How to complete this task
Copy each line below as it stands, but skip any picture it contains.

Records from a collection
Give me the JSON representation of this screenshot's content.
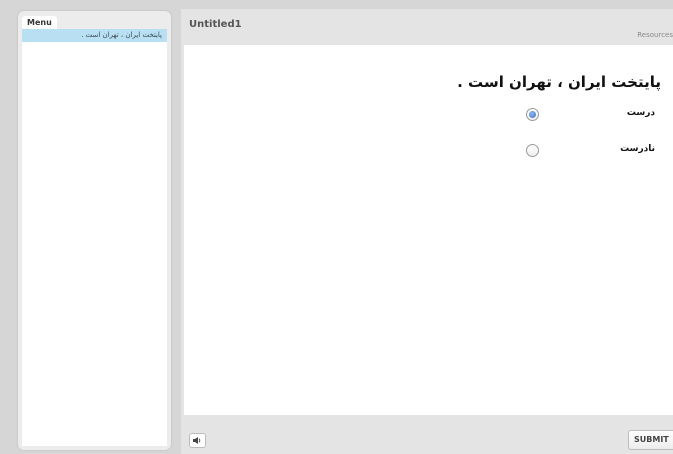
{
  "sidebar": {
    "menu_label": "Menu",
    "items": [
      {
        "label": "پایتخت ایران ، تهران است ."
      }
    ]
  },
  "header": {
    "title": "Untitled1",
    "resources_label": "Resources"
  },
  "question": {
    "text": "پایتخت ایران ، تهران است .",
    "options": [
      {
        "label": "درست",
        "selected": true
      },
      {
        "label": "نادرست",
        "selected": false
      }
    ]
  },
  "footer": {
    "audio_icon": "speaker-icon",
    "submit_label": "SUBMIT"
  },
  "colors": {
    "menu_item_highlight": "#b9dff2",
    "radio_selected": "#3a6fc7"
  }
}
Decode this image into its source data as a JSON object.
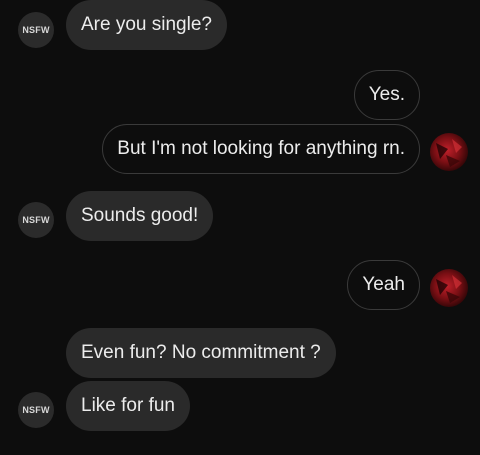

Response to this exercise
Give me the JSON representation of this screenshot's content.
{
  "sidebar": {
    "menu_label": "Menu",
    "items": [
      {
        "label": "پایتخت ایران ، تهران است ."
      }
    ]
  },
  "header": {
    "title": "Untitled1",
    "resources_label": "Resources"
  },
  "question": {
    "text": "پایتخت ایران ، تهران است .",
    "options": [
      {
        "label": "درست",
        "selected": true
      },
      {
        "label": "نادرست",
        "selected": false
      }
    ]
  },
  "footer": {
    "audio_icon": "speaker-icon",
    "submit_label": "SUBMIT"
  },
  "colors": {
    "menu_item_highlight": "#b9dff2",
    "radio_selected": "#3a6fc7"
  }
}
Decode this image into its source data as a JSON object.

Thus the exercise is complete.